→ **Assigned task**: The pictures stay out; all of the data is to be printed exactly.

[Records to process]

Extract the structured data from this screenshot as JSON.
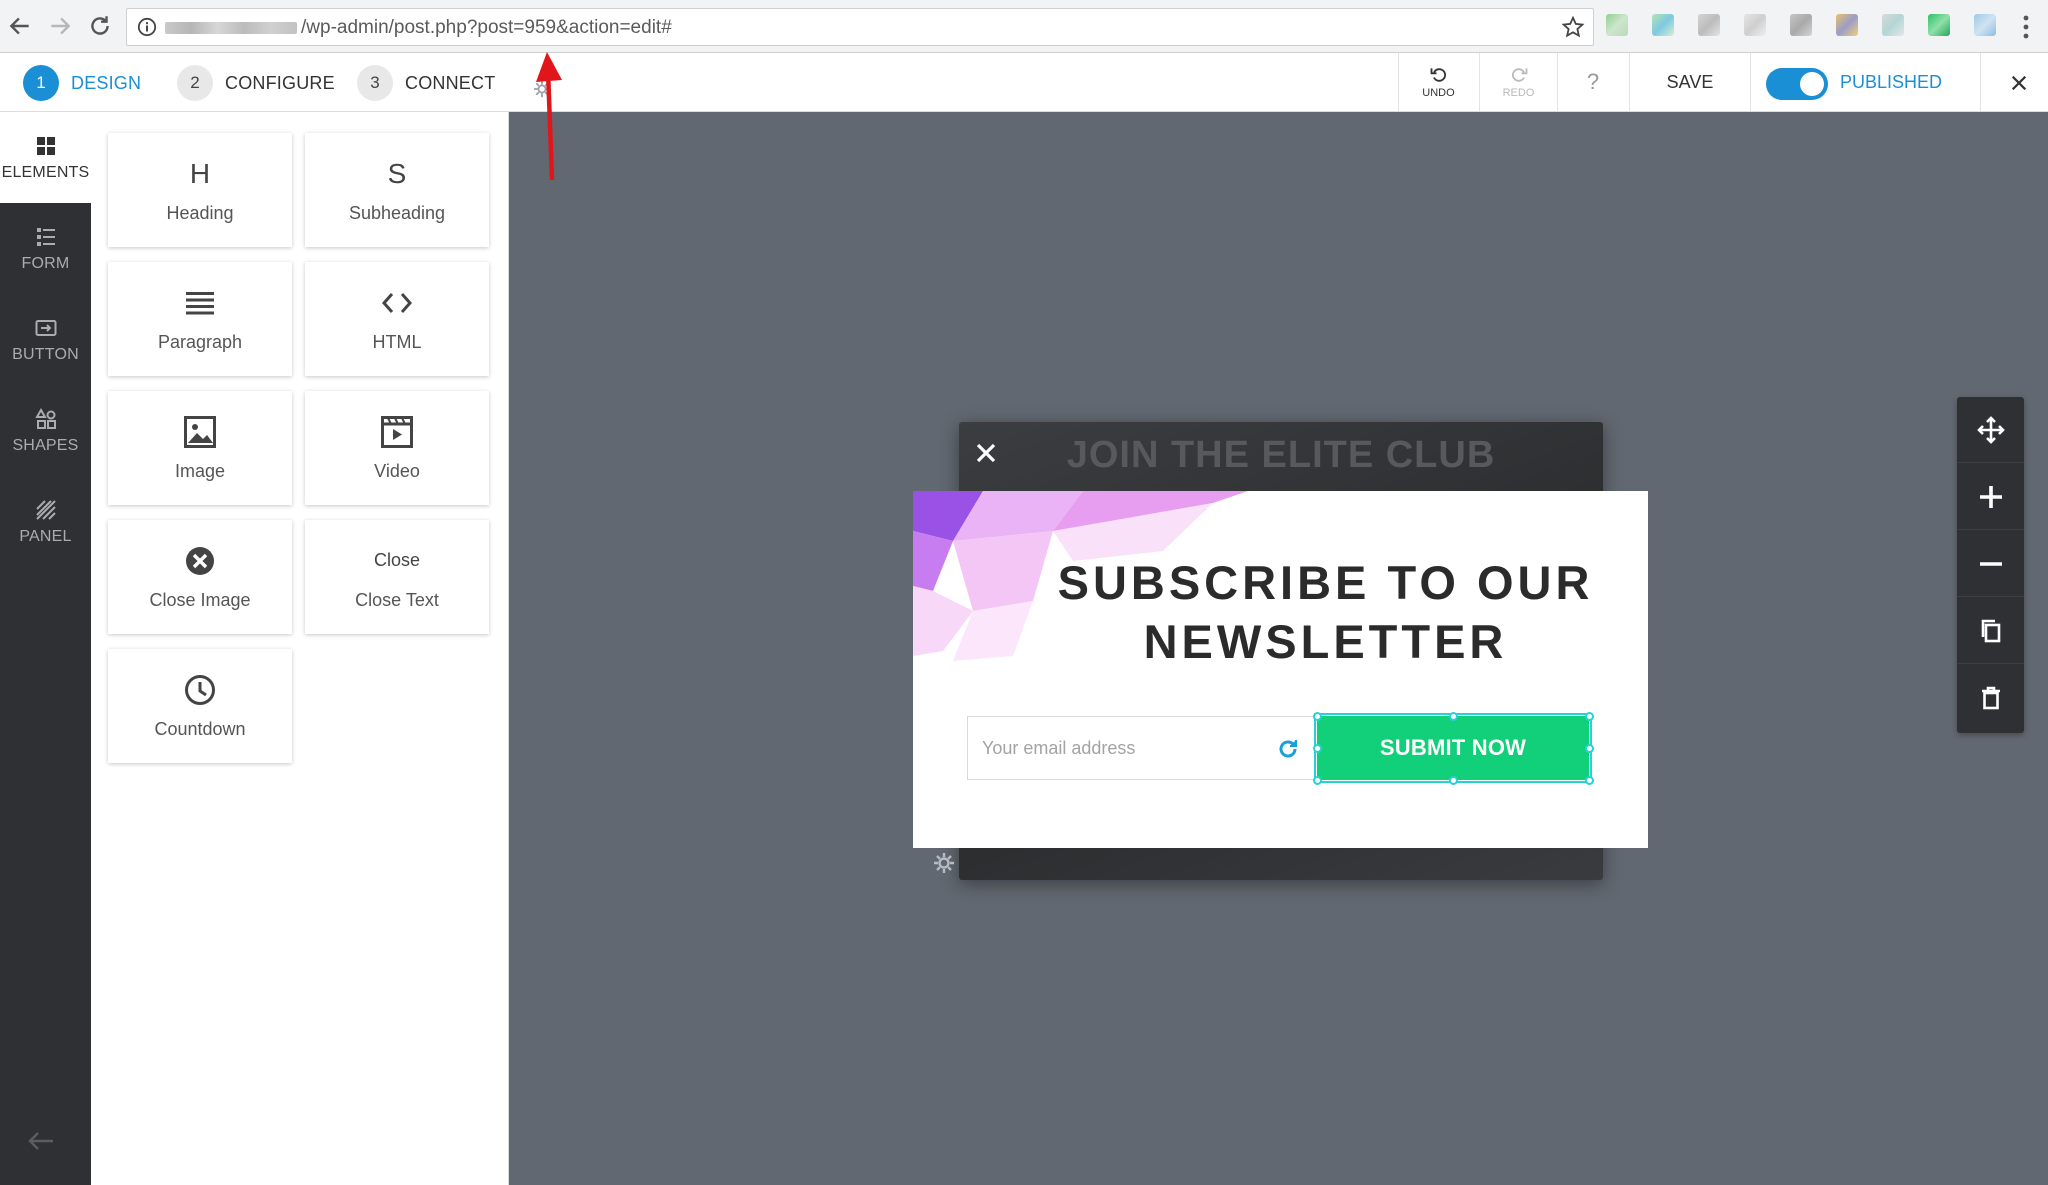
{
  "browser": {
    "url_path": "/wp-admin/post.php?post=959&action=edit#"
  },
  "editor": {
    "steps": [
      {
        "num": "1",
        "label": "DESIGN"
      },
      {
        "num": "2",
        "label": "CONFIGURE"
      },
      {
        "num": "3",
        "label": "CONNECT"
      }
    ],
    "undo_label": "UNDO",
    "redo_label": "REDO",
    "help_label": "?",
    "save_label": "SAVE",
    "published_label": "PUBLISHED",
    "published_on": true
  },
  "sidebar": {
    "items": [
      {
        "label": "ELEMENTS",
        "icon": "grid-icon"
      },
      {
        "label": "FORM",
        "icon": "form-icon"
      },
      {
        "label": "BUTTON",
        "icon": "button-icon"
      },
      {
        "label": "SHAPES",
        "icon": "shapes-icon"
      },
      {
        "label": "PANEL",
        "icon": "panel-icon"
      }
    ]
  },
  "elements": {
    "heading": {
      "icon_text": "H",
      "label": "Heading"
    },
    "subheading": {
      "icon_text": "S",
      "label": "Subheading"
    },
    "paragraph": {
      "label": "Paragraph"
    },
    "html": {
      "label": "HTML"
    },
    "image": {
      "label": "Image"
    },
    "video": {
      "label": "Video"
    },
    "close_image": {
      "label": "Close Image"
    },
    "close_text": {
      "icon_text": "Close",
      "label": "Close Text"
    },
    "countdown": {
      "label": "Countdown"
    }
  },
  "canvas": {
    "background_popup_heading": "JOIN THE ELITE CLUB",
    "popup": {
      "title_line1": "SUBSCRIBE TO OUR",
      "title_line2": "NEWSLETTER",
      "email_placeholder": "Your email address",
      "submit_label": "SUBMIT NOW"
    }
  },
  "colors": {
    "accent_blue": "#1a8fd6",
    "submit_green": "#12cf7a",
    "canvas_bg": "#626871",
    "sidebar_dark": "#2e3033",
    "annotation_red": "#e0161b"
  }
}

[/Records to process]

→ **Written solution**:
Extract the structured data from this screenshot as JSON.
{
  "browser": {
    "url_path": "/wp-admin/post.php?post=959&action=edit#"
  },
  "editor": {
    "steps": [
      {
        "num": "1",
        "label": "DESIGN"
      },
      {
        "num": "2",
        "label": "CONFIGURE"
      },
      {
        "num": "3",
        "label": "CONNECT"
      }
    ],
    "undo_label": "UNDO",
    "redo_label": "REDO",
    "help_label": "?",
    "save_label": "SAVE",
    "published_label": "PUBLISHED",
    "published_on": true
  },
  "sidebar": {
    "items": [
      {
        "label": "ELEMENTS",
        "icon": "grid-icon"
      },
      {
        "label": "FORM",
        "icon": "form-icon"
      },
      {
        "label": "BUTTON",
        "icon": "button-icon"
      },
      {
        "label": "SHAPES",
        "icon": "shapes-icon"
      },
      {
        "label": "PANEL",
        "icon": "panel-icon"
      }
    ]
  },
  "elements": {
    "heading": {
      "icon_text": "H",
      "label": "Heading"
    },
    "subheading": {
      "icon_text": "S",
      "label": "Subheading"
    },
    "paragraph": {
      "label": "Paragraph"
    },
    "html": {
      "label": "HTML"
    },
    "image": {
      "label": "Image"
    },
    "video": {
      "label": "Video"
    },
    "close_image": {
      "label": "Close Image"
    },
    "close_text": {
      "icon_text": "Close",
      "label": "Close Text"
    },
    "countdown": {
      "label": "Countdown"
    }
  },
  "canvas": {
    "background_popup_heading": "JOIN THE ELITE CLUB",
    "popup": {
      "title_line1": "SUBSCRIBE TO OUR",
      "title_line2": "NEWSLETTER",
      "email_placeholder": "Your email address",
      "submit_label": "SUBMIT NOW"
    }
  },
  "colors": {
    "accent_blue": "#1a8fd6",
    "submit_green": "#12cf7a",
    "canvas_bg": "#626871",
    "sidebar_dark": "#2e3033",
    "annotation_red": "#e0161b"
  }
}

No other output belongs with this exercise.